1. Kirby, Richard S., Withington, Sidney, Darling, Arthur B., and Kilgour, Frederick, G. (1956). Engineering in History (pgs. 154, 171-72; Fresnes, pg. 165). New York: McGraw-Hill.
2. Biringuccio, Vannoccio. (1540). Pirotechnia of Vannoccio Biringuccio (American Institute of Mining and Metallurgical Engineers, New York, 1942, pg. 22).
3. Andrew, Carnegie. (1905). James Watt (pg. 91). Doubleday.
4. Boulton, Matthew. (1766). "Letter to Benjamin Franklin", Feb 22.
5. Hills, Richard L. (1989). Power from Steam (pg. 89). Cambridge University Press.
6.
(a) Caus, Salomon. (1615). The Reasons for Moving Forces (Les Raisons des forces mouvantes). Publisher.
(b) Kirby, Richard; Withington, Sidney; Darling, Arthur; and Kilgour, Frederick. (1956). Engineering in History (pg. 154). Courier, 1990.
7. (a) Kirby, Richard; Withington, Sidney; Darling, Arthur; and Kilgour, Frederick. (1956). Engineering in History (pg. 171). Courier, 1990.
(b) Hills, Richard L. (1989). Power from Steam (pg. 89). Cambridge University Press.
8. (a) Hero. (1589). Spiritalia. Publisher.
(b) Author. (1920). “Article” (Ѻ), Transactions of the Newcomen Society, Volume 16, Date.
(c) Kirby, Richard; Withington, Sidney; Darling, Arthur; and Kilgour, Frederick. (1956). Engineering in History (pg. 166). Courier, 1990.
9. Savery, Thomas. (1701). The Miner’s Friend: an Engine to Raise Water by Fire. Publisher.
10. Stratton, Samuel W. (1912). The Relation of the Horsepower to the Kilowatt (§II: Historical, pgs. 7). US Government Printing Office.
11. (a) Triewald, Marten. (1734). Short Description of the Atmospheric Engine (pg. 33). Courier Press, 1928.
(b) Kirby, Richard S., Withington, Sidney, Darling, Arthur B., and Kilgour, Frederick, G. (1956). Engineering in History (pgs. 164-65). New York: McGraw-Hill.
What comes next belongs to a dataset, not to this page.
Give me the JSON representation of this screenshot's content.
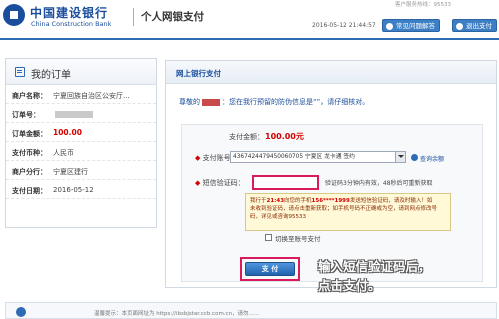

12. Farey, John. (1827). A Treatise on the Steam Engine: Historical, Practical, and Descriptive (table, pg. 183). Longman.